In a world increasingly bathed in digital neon lights and submerged in the vast ocean of data, artificial intelligence caught fire within the societal consciousness after November 2022 with the emergence of ChatGPT. This enigmatic AI-driven chatbot, spawned from the minds of OpenAI’s researchers, ripples through the cyberrealm of journalism, sparking animated debates on its potential and challenges within the news and media industries.
Breathing life into text, ChatGPT seamlessly engages in conversational duels with users, responding to their probing questions and generating content from mere prompts. A sensation among the masses, the chatbot captured the intrigue of over 100 million people within just two fleeting months. Its charm arises from its human-like depth within conversation, even going so far as to question false assumptions and volley back-and-forth on complex topics.
The embrace of AI-driven content generation rippled through prominent media organizations such as The Associated Press, Reuters, The Washington Post, the BBC, and The New York Times. By adopting this technological evolution, they enhanced audience engagement and personalized content. Buzz eed, another United States-based outlet, visions ChatGPT to breathe individuality into its quizzes and refined experiences for readers.
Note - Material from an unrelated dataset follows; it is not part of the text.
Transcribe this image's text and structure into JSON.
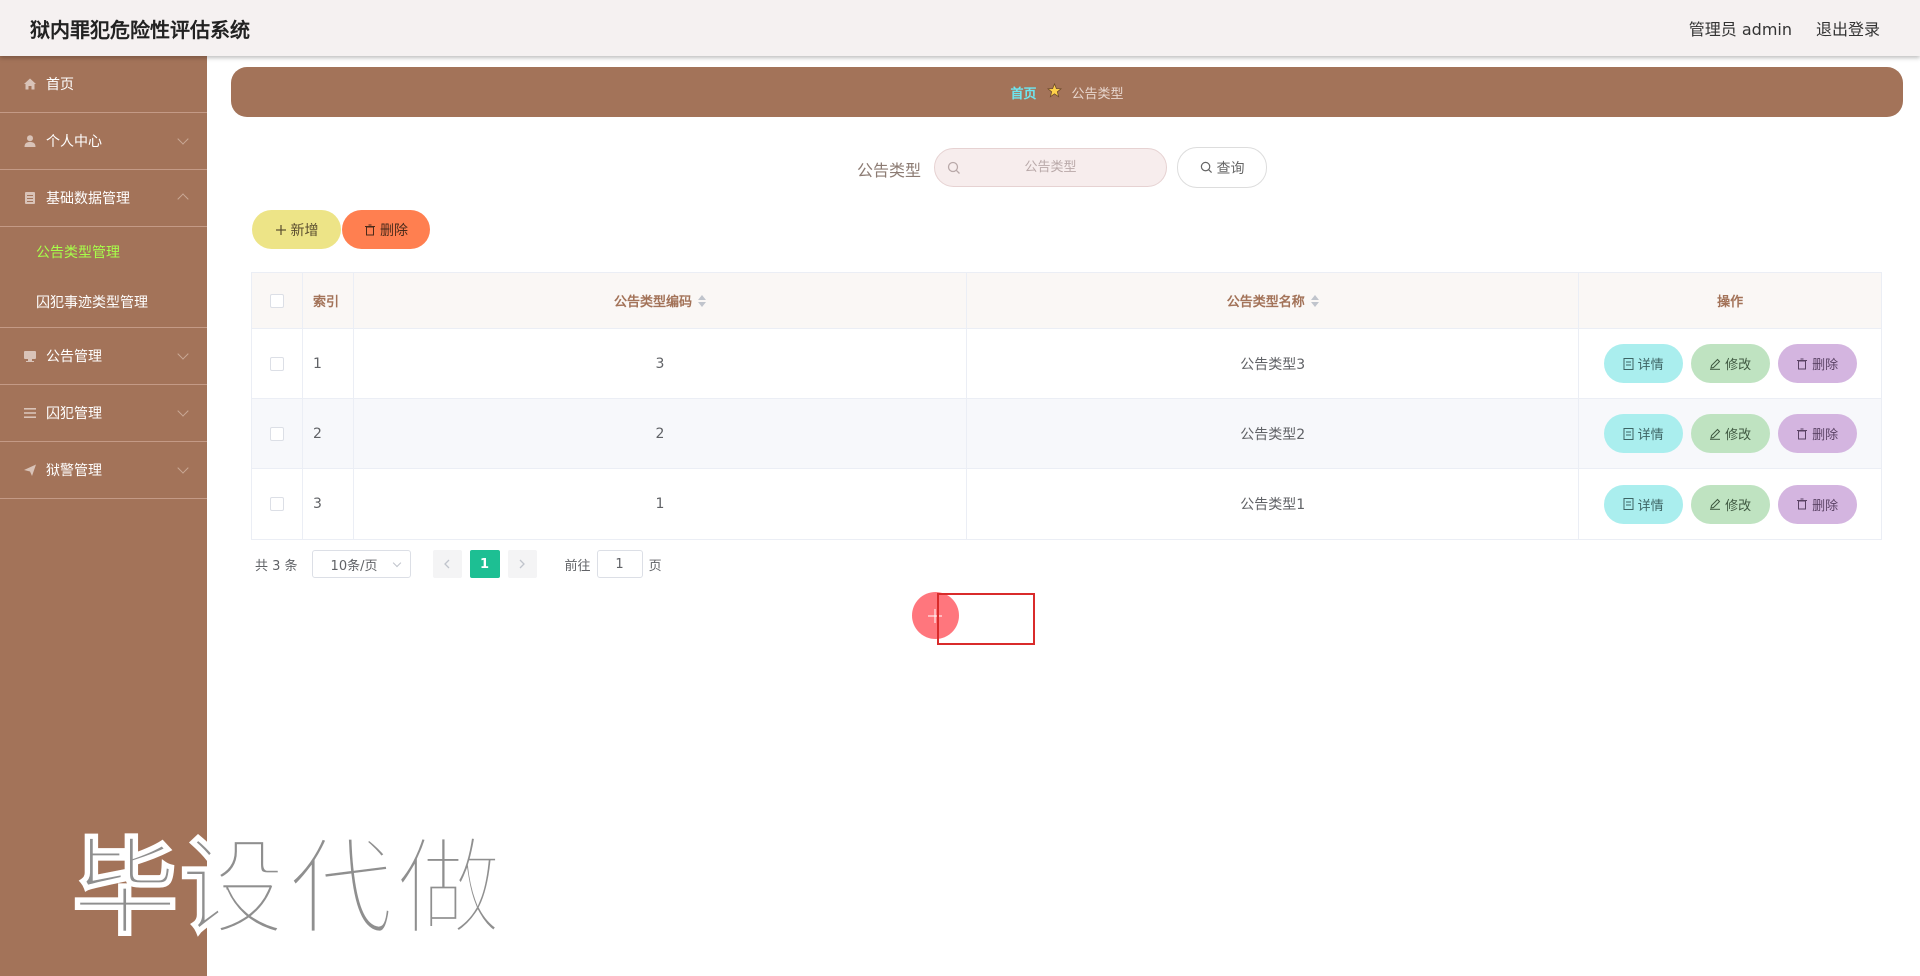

Offering insight into the utility of ChatGPT, Jonathan Soma, a data journalism custodian within the virtual halls of Columbia University’s Journalism School, extols it as a ‘fantastic tool’ for conjuring ideas and guidance for journalists. However, he warns of its pitfalls, which could lead to misinformation and dubious content. The optimal framework, Soma suggests, is for journalists to employ ChatGPT as an assistant in their work rather than a replacement.
Futuristically, many news organizations are drawn to the allure of incorporating GPT-fueled tools into their content generation process. But Soma raises a red flag on the increased financial burden this transition might bring to bear. He cites CNET’s recent cautionary tale of publishing AI-generated articles laden with errors as evidence that even if human editors review the content, the system remains fallible and potentially counterproductive.
Soma voices concerns over the intoxicating business perspective of ‘increasing productivity,’ which could diminish the ability of journalists to meticulously care for and curate their best work. Within this new synthetic landscape, the guardians of journalism must maintain a balance between technological advances and the sanctity of their art.
CNET is no stranger to this AI-driven narrative; the U.S.-based tech website has braved the domain of publishing AI-generated content. When asked about ChatGPT’s potential in augmenting the quality and efficacy of journalism, Soma acknowledges its usefulness in fact-checking, albeit with a caveat regarding its ‘tendency to hallucinate.’
GPT-based instruments for scrutinizing datasets and sifting through vast quantities of documents have matured at breakneck speeds, opening opportunities to elevate reporting accuracy. Soma muses on a scenario where a journalist can easily cross-reference a story on rising shoplifting against a database to verify its veracity.
As fast as the cyberpunk dreams of a technologically advanced future, OpenAI announced its subscription service, ChatGPT Plus, in February 2023. This sleek new offering extends faster responses, priority access to enhancements, and bridges users to future updates as the AI sphere continues to evolve.
However, the bane of inaccuracy haunts ChatGPT as it occasionally spews out incorrect responses. OpenAI acknowledges the imperfections, with the company noting that the AI ‘sometimes writes a plausible-sounding but incorrect or nonsensical answer.’ Soma concurs, highlighting accuracy as the foremost challenge for ChatGPT’s involvement in journalism and the ethical quandaries that might ensue.
Large language models are prone to ‘hallucinate,’ generating enchantingly persuasive yet fallacious answers. Soma laments that it is nigh-impossible to elicit an ‘I don’t know’ response from ChatGPT, which raises questions about its trustworthiness compared to a being who concedes to not possessing infinite knowledge.
Probing into the hurdles journalists face in fusing ChatGPT into their work processes, Soma points out that ‘fear’ and ‘lack of knowledge’ are the primary adversaries. Journalists find themselves caught amidst polarizing opinions on ChatGPT, either endorsing it as an omniscient oracle or condemning it as a generator of biased drivel.
If journalists can carve out the time to experiment with ChatGPT in low-stakes environments, Soma proposes, they can discover the strengths and weaknesses of this digital enigma, allowing them to make informed decisions on whether it can bolster their work or dilute its essence.
Dystopian or utopian, the integration of AI within journalism sparks intense debates, challenges long-established conventions, and raises ethical questions. ChatGPT represents only the beginning of this intersection between AI and journalism, simultaneously inspiring hope for better reporting and provoking fear of a technologically compromised future.
In the sprawling metropolis of the digital era, ChatGPT’s pervasive influence and rapidly evolving capabilities teeter on the blurred lines of dystopian concerns and utopian aspirations. To forge a path through this labyrinth, journalists must critically navigate both the potentials and pitfalls of AI-driven journalism, seeking balance between the two to secure the integrity of their craft.